- _WHAT IS NEEDED_
Report every line below that holds the word "Memory".

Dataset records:

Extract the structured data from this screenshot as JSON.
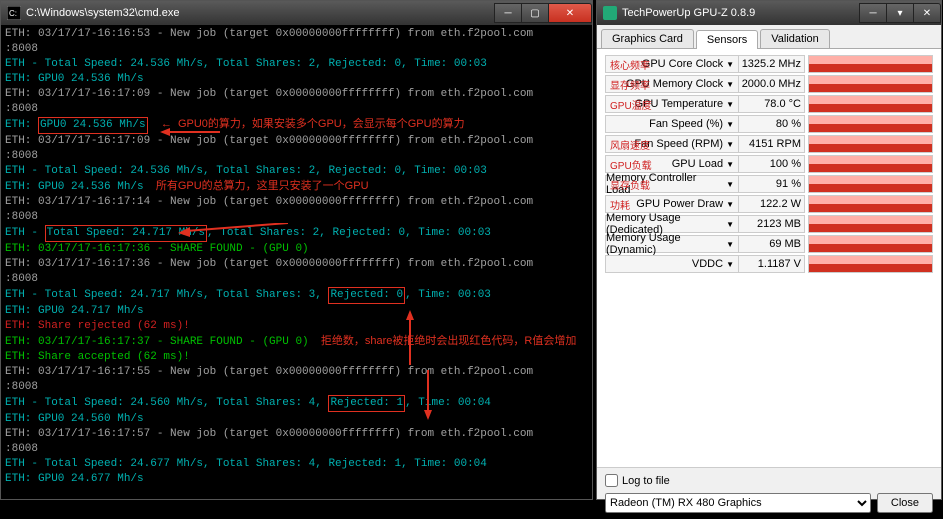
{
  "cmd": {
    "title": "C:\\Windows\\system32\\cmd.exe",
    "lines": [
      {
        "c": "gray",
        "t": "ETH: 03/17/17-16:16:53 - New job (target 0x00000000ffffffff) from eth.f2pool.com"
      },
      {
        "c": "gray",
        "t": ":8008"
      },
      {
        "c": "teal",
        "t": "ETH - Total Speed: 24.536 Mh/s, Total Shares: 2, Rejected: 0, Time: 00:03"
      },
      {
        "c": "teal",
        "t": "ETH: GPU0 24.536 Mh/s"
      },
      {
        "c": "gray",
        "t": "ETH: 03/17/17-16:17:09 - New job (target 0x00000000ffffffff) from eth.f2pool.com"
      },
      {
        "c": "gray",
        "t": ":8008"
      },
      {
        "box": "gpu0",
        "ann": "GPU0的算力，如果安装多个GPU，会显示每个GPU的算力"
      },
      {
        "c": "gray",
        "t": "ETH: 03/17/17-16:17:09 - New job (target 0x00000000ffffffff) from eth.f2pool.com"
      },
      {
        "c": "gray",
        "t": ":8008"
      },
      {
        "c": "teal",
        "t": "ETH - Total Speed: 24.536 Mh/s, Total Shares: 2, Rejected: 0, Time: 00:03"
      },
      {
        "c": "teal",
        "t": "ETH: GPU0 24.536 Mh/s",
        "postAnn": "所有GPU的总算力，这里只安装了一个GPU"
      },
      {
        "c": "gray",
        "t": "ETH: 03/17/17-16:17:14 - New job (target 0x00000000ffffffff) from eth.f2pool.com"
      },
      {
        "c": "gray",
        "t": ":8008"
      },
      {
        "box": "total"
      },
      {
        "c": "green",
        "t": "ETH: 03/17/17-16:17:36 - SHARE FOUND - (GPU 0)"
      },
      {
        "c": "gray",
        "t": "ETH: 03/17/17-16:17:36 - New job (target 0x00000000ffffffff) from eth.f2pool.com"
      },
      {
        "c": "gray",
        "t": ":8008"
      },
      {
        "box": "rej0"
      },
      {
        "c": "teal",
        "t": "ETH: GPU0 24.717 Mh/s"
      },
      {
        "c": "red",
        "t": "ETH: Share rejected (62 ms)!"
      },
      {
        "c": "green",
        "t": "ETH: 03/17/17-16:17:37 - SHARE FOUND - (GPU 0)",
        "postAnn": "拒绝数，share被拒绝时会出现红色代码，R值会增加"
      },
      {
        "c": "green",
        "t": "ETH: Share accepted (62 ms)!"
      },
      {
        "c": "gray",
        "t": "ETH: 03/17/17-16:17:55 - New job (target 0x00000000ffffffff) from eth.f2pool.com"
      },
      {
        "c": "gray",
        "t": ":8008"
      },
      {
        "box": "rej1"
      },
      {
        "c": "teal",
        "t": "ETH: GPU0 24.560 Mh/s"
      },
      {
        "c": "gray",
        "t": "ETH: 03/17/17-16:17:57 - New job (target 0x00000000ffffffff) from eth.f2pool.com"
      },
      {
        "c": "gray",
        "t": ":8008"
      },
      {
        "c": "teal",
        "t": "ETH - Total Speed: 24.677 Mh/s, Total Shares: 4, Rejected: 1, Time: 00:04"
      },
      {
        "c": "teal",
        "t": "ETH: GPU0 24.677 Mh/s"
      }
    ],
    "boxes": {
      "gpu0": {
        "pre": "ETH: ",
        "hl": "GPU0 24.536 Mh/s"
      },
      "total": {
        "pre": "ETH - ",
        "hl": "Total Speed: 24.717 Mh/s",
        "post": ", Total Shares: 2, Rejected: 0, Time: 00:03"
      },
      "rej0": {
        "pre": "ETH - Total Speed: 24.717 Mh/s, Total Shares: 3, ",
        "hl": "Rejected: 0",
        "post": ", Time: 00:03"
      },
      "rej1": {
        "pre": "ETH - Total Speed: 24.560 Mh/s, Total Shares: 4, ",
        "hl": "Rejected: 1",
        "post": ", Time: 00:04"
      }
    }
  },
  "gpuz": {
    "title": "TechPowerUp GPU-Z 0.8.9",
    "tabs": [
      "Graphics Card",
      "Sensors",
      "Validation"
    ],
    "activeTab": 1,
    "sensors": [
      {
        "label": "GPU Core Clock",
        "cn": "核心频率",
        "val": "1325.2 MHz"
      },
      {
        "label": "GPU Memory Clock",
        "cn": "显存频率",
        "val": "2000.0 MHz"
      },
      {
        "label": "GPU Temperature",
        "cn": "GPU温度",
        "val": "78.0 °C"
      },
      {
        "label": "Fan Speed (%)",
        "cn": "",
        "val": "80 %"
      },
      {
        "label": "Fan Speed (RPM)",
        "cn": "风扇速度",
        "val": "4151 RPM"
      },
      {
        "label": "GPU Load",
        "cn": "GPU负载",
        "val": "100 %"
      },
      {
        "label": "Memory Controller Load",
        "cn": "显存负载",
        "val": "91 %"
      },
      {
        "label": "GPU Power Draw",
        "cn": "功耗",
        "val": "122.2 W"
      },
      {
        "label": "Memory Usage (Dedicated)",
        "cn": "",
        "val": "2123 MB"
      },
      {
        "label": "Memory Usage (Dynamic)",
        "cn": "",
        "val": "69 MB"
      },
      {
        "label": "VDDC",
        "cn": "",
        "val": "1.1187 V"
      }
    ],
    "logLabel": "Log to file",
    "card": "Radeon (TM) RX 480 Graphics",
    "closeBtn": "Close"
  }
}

- _PROBLEM SOLUTION_
        "label": "GPU Memory Clock",
        "label": "Memory Controller Load",
        "label": "Memory Usage (Dedicated)",
        "label": "Memory Usage (Dynamic)",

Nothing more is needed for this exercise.